On Wednesday night this last week, I tagged along with my homestay brother to the Patan Durbar square to meet some friends and celebrate the Dashain times, for many a religious holiday steeped in tradition and meaning, for my homestay brother who has not shown much religious sentiment to me, it is a break from school and a time when the usual city norms loosen up. Thus, off we went to the Durbar square. We found his friends, most of whom I had met before and got along swimmingly, lounging outside a small beverage store, smoke and laughter rising and spittle splashing. A rambunctious group, I felt very comfortable. My brother and I settled into the circle, some of us sitting on stools, some on the low brick bench, others leaning on strategically placed motorbikes. Besides the occasional bathroom break down the near-dark alley, the eight of us heartily enjoyed each other’s company for the next couple hours.
While much fun was had that night, one conversation I had with the oldest and most outspoken member of the group, brought about sincere reflection. He was expressing to me his idyllic visions of “America”, of course referring to the United States of America, America being the composite of three continents. Not only was he expressing in what ways he thought the US was great, he was doing so comparatively to Nepal, with a rather harsh tone. However, this harshness would periodically sway to deep national reverence. There were many, many things brought up in this conversation that I could write about, but one in particular stands out. This friend, mero daai, exclaimed the bondage he experienced at needing to live in the family house his whole life. He grimaced as he spoke of the societal rejection awaiting him should he take leave of the family home and go his own way. Not knowing quite how to reply I gave a crinkled smile and stuttered. He then asked me when I moved out of my parents house. I had just turned 18. He is 24. Then with a fascinatingly quick turn of mind he divulged his respect for this cultural tradition and how even if he didn’t work or try to do something with his life, he would be supported by his family, with a place to sleep and plenty of food and if he ever chose, a job in the family business. Oh and the Grandma’s homemade raxi. I could see and feel both his frustration and adoration. I could see the confusion of a young man birthed from deep tradition and coming of age in a globalizing society.
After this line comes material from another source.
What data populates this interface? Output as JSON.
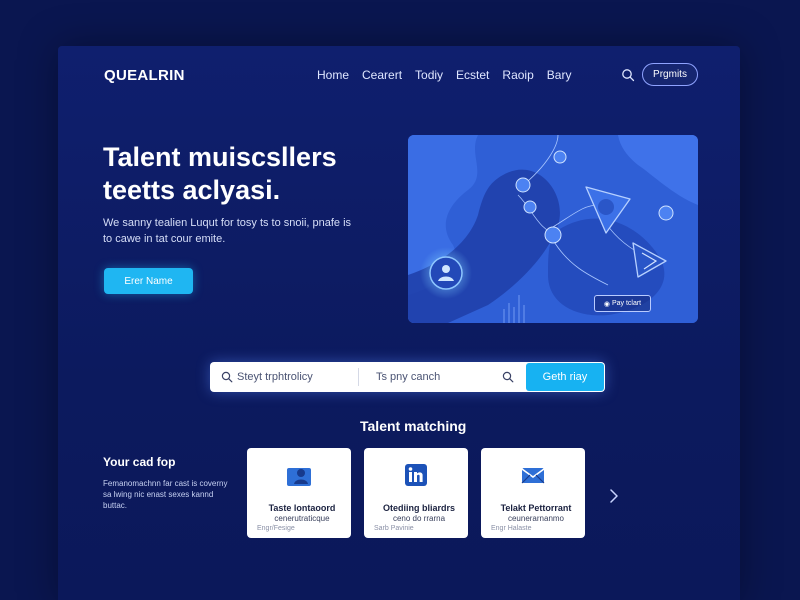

It’s interesting, since being in Nepal, I have come to feel a lot of respect for many traditional ways, the intergenerational household being one of them. They have made me think about how I want to live my life, in a way that is different from my cultural norms. For the Spring semester of this school year I will be back in Boulder, where I grew up and where my parents still live, attending Naropa university. As of yet I have no housing arrangements for the coming semester and I find myself wondering why I could not live at my parents house, occasionally sleeping at friends houses. Both my parents and I would save a lot of money if we weren’t to pay rent for another place to live, and cooking for three instead of two is merely a few extra carrots and another half cup of rice.
My own considered plans raced through my mind before he even finished his exclamation. But you know how I responded. How could I, age 20, tell a 24 year old that it’s not so bad living at home with mom and pop, while I am not only allotted the freedom to leave home but to travel across the world. He told me how much better he thinks America is. I replied, a bit more skillfully than the crinkled stutter, that yes life in the US offers many things and yet I am here in Nepal, and there has to be some reason for my impetus to leave home, to go searching.
Both in contemplation and gay with the nights aire, we looked at each other, we saw each other and we laughed at each other. For a moment we saw the futility, we saw the bottomless possibility of worry, we saw each one and the other reaching in our minds across some great blue expanse to a distant land where it would be ok. With a wry smile and sigh we chuckled, cheersed and resigned to the joy of good company, at least for a moment arriving in contentment.